BBC News
watch One-Minute World News
LANGUAGES
Somali
French
Swahili
Great Lakes
Hausa
Portuguese
Last Updated: Tuesday, 23 September, 2003, 22:52 GMT 23:52 UK
Ivorian peace deal falters
Ivory Coast rebels
The rebels says their ministers have no power

Ivory Coast's former rebels are suspending their participation in a power-sharing government formed to end the civil war.

They accuse President Laurent Gbagbo of failing to stick to the peace agreement and warn that there is a possibility of new fighting breaking out.

The former rebels joined the power-sharing government in April under a settlement brokered by former colonial power France.

They said they would recall their ministers to their stronghold, the central city of Bouake and suspend their participation in a disarmament programme.

However, United Nations special representative to Ivory Coast Albert Tevoedjre says he will talk to all parties to try to save the peace process.

New Forces have done their best to implement this accord, but we have a president who is doing all he can to find artificial obstacles
Guillaume Soro
He says the former rebels have only suspended - not ended - their part in government, and he will try to make sure they are out for only hours or days.

The rebels, who now call themselves the New Forces, accuse the government of training up militias and reinforcing the army.

They say a return to war is possible and they are ready to defend themselves.

The BBC's Paul Welsh in Abidjan says that although both sides say they want to rebuild the country, there is little trust between them.

It is not just the rebels who are disillusioned, our correspondent adds - except for the president's party, the political groups who negotiated the peace deal feel it is not going well.

However, political opponents to President Gbagbo say suspending ministers now is too much too soon.

Weapons

The rebels launched a campaign to overthrow Mr Gbagbo a year ago.
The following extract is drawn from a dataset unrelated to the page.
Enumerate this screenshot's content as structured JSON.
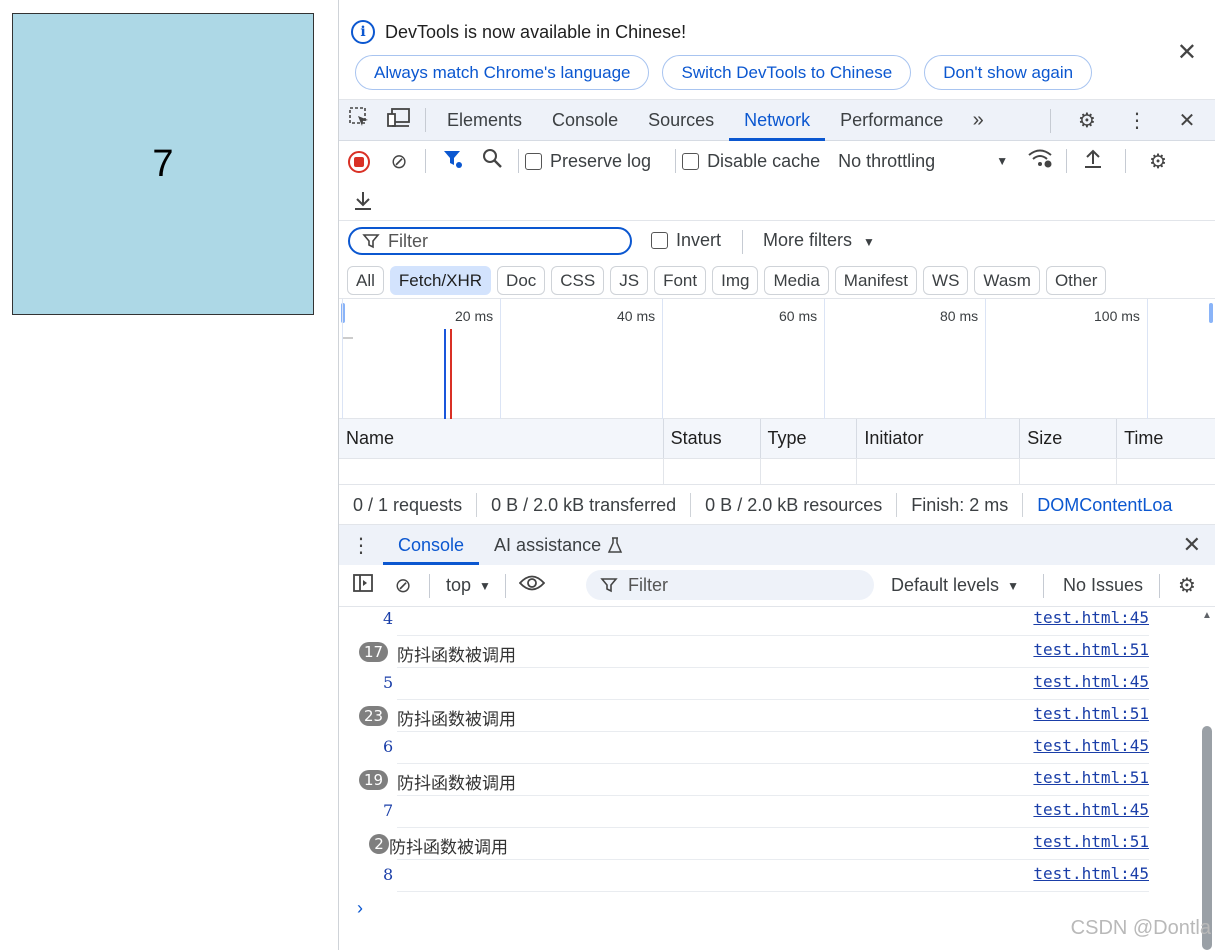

Hundreds were killed in the initial uprising, and thousands more died in the violence that followed.

The conflict split the country into a mostly Christian and animist, government-held south, and a mainly Muslim, rebel-controlled north.

The nine rebel ministers made up almost a quarter of the power sharing government set up by a peace conference near Paris in January.

Rebel leader Guillaume Soro says Mr Gbagbo is acting without consulting them and refuses to allow them to appoint their own staff.

"New Forces have done their best to implement this accord, but we have a president who does not believe in the accord, and who is doing all he can to find artificial obstacles," Mr Soro told BBC Afrique.

For its part, the government accuses the former rebels, who control the north of Ivory Coast, of undermining peace efforts by refusing to hand in their weapons.

Government troops and armoured vehicles have been deployed outside official buildings in Abidjan.




RELATED BBCi LINKS:

RELATED INTERNET LINKS:
The BBC is not responsible for the content of external internet sites


PRODUCTS AND SERVICES

News Front Page | Africa | Americas | Asia-Pacific | Europe | Middle East | South Asia
UK | Business | Entertainment | Science/Nature | Technology | Health
Have Your Say | In Pictures | Week at a Glance | Country Profiles | In Depth | Programmes
Americas Africa Europe Middle East South Asia Asia Pacific